● **DIRECTIONS**
A complete, exact copy of the data is the required answer.
-- DATA SECTION follows --
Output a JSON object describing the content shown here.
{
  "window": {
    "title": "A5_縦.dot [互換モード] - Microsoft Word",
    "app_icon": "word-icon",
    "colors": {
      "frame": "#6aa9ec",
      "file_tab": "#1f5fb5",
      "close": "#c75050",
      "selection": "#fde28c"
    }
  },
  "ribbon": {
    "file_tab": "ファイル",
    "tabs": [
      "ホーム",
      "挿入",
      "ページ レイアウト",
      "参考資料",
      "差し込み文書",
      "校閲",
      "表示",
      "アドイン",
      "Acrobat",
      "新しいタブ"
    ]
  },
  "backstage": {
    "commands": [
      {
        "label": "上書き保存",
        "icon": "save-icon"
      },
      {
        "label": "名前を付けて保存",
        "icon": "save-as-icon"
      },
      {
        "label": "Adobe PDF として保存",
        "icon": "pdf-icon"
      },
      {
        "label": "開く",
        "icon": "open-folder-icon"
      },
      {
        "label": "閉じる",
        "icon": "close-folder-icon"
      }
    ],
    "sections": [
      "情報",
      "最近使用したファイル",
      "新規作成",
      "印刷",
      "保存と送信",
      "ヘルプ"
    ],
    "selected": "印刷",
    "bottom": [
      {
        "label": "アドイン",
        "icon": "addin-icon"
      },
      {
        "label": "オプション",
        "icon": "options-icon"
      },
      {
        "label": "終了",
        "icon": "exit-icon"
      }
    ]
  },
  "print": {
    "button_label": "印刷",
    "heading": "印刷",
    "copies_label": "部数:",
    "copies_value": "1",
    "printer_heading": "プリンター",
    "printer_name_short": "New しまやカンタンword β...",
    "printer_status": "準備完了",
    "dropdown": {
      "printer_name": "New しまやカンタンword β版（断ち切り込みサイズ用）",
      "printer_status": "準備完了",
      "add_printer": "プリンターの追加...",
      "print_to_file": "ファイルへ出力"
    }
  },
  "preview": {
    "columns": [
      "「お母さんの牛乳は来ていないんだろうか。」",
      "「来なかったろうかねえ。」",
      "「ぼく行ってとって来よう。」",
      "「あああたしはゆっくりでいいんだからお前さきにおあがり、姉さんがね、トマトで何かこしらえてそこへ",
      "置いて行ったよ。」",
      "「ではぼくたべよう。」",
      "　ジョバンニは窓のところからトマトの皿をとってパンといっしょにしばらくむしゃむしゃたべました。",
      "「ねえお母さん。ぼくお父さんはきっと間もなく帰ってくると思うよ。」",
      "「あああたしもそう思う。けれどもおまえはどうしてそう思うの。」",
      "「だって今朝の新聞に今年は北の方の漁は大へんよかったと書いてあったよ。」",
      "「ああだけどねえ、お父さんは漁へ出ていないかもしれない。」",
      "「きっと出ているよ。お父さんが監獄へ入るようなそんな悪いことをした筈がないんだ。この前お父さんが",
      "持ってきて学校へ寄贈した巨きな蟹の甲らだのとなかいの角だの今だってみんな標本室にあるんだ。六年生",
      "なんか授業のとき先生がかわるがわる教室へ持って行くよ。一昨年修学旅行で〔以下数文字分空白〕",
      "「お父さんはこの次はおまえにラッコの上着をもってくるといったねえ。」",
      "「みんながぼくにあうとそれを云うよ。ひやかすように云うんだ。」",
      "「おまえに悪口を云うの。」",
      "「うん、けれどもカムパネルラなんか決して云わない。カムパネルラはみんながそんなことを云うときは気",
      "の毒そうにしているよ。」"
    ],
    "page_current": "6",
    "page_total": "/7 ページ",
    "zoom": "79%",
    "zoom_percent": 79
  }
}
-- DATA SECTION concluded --
● **THE COMPLETED TASK**
Output a JSON object describing the content shown here.
{
  "window": {
    "title": "A5_縦.dot [互換モード] - Microsoft Word",
    "app_icon": "word-icon",
    "colors": {
      "frame": "#6aa9ec",
      "file_tab": "#1f5fb5",
      "close": "#c75050",
      "selection": "#fde28c"
    }
  },
  "ribbon": {
    "file_tab": "ファイル",
    "tabs": [
      "ホーム",
      "挿入",
      "ページ レイアウト",
      "参考資料",
      "差し込み文書",
      "校閲",
      "表示",
      "アドイン",
      "Acrobat",
      "新しいタブ"
    ]
  },
  "backstage": {
    "commands": [
      {
        "label": "上書き保存",
        "icon": "save-icon"
      },
      {
        "label": "名前を付けて保存",
        "icon": "save-as-icon"
      },
      {
        "label": "Adobe PDF として保存",
        "icon": "pdf-icon"
      },
      {
        "label": "開く",
        "icon": "open-folder-icon"
      },
      {
        "label": "閉じる",
        "icon": "close-folder-icon"
      }
    ],
    "sections": [
      "情報",
      "最近使用したファイル",
      "新規作成",
      "印刷",
      "保存と送信",
      "ヘルプ"
    ],
    "selected": "印刷",
    "bottom": [
      {
        "label": "アドイン",
        "icon": "addin-icon"
      },
      {
        "label": "オプション",
        "icon": "options-icon"
      },
      {
        "label": "終了",
        "icon": "exit-icon"
      }
    ]
  },
  "print": {
    "button_label": "印刷",
    "heading": "印刷",
    "copies_label": "部数:",
    "copies_value": "1",
    "printer_heading": "プリンター",
    "printer_name_short": "New しまやカンタンword β...",
    "printer_status": "準備完了",
    "dropdown": {
      "printer_name": "New しまやカンタンword β版（断ち切り込みサイズ用）",
      "printer_status": "準備完了",
      "add_printer": "プリンターの追加...",
      "print_to_file": "ファイルへ出力"
    }
  },
  "preview": {
    "columns": [
      "「お母さんの牛乳は来ていないんだろうか。」",
      "「来なかったろうかねえ。」",
      "「ぼく行ってとって来よう。」",
      "「あああたしはゆっくりでいいんだからお前さきにおあがり、姉さんがね、トマトで何かこしらえてそこへ",
      "置いて行ったよ。」",
      "「ではぼくたべよう。」",
      "　ジョバンニは窓のところからトマトの皿をとってパンといっしょにしばらくむしゃむしゃたべました。",
      "「ねえお母さん。ぼくお父さんはきっと間もなく帰ってくると思うよ。」",
      "「あああたしもそう思う。けれどもおまえはどうしてそう思うの。」",
      "「だって今朝の新聞に今年は北の方の漁は大へんよかったと書いてあったよ。」",
      "「ああだけどねえ、お父さんは漁へ出ていないかもしれない。」",
      "「きっと出ているよ。お父さんが監獄へ入るようなそんな悪いことをした筈がないんだ。この前お父さんが",
      "持ってきて学校へ寄贈した巨きな蟹の甲らだのとなかいの角だの今だってみんな標本室にあるんだ。六年生",
      "なんか授業のとき先生がかわるがわる教室へ持って行くよ。一昨年修学旅行で〔以下数文字分空白〕",
      "「お父さんはこの次はおまえにラッコの上着をもってくるといったねえ。」",
      "「みんながぼくにあうとそれを云うよ。ひやかすように云うんだ。」",
      "「おまえに悪口を云うの。」",
      "「うん、けれどもカムパネルラなんか決して云わない。カムパネルラはみんながそんなことを云うときは気",
      "の毒そうにしているよ。」"
    ],
    "page_current": "6",
    "page_total": "/7 ページ",
    "zoom": "79%",
    "zoom_percent": 79
  }
}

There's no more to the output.